◆ Aim of the exercise ◆
Find where "Decode this image" appears in the entries below. That line and all lines after it, through the last, are to be duplicated exactly, with nothing else.
Supplied records section start
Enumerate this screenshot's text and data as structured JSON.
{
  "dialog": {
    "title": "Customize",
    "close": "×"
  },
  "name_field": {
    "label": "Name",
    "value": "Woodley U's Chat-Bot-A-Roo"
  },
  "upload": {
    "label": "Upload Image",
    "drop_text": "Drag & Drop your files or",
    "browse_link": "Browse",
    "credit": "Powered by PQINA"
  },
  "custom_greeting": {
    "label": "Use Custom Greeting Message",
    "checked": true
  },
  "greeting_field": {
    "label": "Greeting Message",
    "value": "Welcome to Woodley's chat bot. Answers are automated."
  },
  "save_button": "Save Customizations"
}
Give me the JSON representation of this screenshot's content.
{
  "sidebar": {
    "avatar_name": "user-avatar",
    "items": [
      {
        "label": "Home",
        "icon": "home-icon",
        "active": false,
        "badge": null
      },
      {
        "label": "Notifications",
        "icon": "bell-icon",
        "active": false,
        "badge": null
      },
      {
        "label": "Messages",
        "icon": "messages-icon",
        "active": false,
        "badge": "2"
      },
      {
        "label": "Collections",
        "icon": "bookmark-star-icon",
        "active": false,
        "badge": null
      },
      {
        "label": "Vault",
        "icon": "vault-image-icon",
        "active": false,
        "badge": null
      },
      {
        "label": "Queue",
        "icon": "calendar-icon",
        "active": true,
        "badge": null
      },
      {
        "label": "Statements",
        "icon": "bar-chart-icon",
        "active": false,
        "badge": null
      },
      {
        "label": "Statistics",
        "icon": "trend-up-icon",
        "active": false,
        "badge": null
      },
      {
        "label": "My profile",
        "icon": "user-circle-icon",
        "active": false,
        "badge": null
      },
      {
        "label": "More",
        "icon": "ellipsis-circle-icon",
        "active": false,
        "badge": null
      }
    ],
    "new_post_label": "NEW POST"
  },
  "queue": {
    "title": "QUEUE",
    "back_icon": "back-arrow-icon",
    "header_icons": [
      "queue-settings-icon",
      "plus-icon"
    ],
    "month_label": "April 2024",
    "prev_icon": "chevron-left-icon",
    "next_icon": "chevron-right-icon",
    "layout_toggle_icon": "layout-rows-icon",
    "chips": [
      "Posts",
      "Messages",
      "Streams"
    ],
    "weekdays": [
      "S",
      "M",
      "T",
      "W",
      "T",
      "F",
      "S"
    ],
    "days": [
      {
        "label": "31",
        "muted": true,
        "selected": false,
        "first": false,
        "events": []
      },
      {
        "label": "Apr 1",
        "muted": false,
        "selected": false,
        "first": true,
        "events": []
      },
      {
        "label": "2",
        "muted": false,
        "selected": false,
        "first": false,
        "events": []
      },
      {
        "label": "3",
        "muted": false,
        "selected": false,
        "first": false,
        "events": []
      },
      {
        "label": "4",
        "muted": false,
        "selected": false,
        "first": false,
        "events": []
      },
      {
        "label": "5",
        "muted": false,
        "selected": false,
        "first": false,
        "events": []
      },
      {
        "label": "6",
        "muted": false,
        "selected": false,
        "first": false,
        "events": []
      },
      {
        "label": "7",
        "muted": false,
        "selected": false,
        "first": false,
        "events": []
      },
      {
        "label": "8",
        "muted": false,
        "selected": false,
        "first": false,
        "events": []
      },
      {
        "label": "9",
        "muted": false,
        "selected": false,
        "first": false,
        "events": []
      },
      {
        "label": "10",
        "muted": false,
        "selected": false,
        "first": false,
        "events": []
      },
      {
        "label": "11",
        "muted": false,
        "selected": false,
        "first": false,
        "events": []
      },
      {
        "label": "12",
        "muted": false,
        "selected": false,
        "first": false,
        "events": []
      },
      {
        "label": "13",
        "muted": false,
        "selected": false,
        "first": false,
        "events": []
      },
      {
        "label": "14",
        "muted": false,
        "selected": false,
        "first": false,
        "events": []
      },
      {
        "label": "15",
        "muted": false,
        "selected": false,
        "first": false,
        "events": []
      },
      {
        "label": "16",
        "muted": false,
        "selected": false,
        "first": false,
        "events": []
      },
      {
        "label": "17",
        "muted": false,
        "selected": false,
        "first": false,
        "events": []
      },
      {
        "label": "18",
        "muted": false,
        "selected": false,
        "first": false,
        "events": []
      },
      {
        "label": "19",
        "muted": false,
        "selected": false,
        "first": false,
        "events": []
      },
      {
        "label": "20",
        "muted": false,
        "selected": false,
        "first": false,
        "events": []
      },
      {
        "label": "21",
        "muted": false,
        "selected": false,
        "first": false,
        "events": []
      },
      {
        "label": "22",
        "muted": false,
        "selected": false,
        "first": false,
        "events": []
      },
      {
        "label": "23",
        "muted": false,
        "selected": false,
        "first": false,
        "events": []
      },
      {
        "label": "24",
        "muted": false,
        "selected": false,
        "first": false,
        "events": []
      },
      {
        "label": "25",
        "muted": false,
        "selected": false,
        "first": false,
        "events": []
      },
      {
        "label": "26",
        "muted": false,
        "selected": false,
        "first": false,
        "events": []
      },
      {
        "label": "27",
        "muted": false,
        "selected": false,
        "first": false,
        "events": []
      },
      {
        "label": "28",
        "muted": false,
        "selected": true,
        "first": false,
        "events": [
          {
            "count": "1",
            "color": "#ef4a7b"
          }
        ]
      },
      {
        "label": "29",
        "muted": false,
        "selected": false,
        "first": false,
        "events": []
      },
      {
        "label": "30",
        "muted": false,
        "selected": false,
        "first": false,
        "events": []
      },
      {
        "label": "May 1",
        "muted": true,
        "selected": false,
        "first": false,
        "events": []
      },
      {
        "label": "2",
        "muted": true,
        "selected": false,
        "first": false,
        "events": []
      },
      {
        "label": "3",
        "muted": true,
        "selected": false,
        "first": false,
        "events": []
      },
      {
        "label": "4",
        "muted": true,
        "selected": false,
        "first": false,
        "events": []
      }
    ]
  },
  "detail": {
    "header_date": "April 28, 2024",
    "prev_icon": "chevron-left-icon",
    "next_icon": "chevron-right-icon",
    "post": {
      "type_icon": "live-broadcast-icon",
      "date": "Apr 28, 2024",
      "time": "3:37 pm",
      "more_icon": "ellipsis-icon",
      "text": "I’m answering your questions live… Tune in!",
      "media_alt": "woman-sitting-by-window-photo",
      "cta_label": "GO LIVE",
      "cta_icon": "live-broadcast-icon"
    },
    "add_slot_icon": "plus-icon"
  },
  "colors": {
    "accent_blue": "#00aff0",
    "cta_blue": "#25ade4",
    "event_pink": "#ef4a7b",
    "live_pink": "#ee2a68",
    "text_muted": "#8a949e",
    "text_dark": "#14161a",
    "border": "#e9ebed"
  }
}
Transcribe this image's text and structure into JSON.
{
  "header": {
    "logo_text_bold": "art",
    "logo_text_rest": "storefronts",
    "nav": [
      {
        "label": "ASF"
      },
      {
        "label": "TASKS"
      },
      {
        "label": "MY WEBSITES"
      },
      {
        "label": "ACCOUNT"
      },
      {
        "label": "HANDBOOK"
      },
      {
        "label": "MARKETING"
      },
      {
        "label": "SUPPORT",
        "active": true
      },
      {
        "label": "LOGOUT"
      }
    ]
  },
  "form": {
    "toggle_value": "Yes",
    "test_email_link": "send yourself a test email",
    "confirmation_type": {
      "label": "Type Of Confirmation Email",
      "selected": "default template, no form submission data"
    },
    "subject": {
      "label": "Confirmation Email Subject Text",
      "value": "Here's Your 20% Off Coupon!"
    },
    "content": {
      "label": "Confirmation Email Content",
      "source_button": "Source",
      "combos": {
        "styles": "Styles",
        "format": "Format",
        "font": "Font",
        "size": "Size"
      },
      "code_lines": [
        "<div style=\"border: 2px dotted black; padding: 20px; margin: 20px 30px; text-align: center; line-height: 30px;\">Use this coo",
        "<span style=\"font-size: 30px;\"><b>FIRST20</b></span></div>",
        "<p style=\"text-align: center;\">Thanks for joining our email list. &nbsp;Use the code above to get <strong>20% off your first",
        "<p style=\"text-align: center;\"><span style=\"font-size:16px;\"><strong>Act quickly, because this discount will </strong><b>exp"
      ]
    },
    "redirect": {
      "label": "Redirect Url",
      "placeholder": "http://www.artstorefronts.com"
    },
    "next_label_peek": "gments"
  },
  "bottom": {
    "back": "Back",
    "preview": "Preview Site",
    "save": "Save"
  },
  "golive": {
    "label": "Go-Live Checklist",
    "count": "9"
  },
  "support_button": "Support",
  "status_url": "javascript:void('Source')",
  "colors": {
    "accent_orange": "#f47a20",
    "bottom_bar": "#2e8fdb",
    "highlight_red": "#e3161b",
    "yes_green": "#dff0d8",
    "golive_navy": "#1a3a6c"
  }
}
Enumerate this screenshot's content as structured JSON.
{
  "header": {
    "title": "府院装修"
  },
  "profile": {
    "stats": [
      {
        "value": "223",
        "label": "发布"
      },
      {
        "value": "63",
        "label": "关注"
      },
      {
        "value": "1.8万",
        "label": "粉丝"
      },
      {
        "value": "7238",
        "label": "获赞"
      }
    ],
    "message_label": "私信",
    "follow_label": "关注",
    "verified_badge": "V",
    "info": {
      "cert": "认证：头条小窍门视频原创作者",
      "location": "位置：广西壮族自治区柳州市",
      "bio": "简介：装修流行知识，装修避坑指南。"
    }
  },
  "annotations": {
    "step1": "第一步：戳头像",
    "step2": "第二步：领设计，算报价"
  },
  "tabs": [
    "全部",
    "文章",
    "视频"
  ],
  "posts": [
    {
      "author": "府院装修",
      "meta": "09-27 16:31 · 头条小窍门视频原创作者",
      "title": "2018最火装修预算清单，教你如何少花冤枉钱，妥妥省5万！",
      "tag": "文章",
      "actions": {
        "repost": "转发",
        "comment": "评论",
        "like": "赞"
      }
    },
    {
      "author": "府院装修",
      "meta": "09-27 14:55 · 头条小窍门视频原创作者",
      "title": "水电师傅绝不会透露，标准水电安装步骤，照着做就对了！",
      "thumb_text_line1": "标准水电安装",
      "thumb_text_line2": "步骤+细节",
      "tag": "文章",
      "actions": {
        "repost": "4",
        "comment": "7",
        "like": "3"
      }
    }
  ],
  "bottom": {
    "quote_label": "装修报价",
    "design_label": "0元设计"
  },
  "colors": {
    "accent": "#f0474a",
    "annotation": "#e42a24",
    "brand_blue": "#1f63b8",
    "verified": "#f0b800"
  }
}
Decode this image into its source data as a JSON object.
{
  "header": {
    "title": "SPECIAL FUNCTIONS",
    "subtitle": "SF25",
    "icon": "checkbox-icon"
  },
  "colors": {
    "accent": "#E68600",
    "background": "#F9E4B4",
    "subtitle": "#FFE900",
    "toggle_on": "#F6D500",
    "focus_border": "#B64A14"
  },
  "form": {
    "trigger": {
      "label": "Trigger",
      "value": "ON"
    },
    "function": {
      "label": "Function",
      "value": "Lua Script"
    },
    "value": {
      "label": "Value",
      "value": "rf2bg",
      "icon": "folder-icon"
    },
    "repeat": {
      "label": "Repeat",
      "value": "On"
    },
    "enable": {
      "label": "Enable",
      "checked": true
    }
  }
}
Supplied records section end
◆ Output for this exercise ◆
Decode this image into its source data as a JSON object.
{
  "header": {
    "title": "SPECIAL FUNCTIONS",
    "subtitle": "SF25",
    "icon": "checkbox-icon"
  },
  "colors": {
    "accent": "#E68600",
    "background": "#F9E4B4",
    "subtitle": "#FFE900",
    "toggle_on": "#F6D500",
    "focus_border": "#B64A14"
  },
  "form": {
    "trigger": {
      "label": "Trigger",
      "value": "ON"
    },
    "function": {
      "label": "Function",
      "value": "Lua Script"
    },
    "value": {
      "label": "Value",
      "value": "rf2bg",
      "icon": "folder-icon"
    },
    "repeat": {
      "label": "Repeat",
      "value": "On"
    },
    "enable": {
      "label": "Enable",
      "checked": true
    }
  }
}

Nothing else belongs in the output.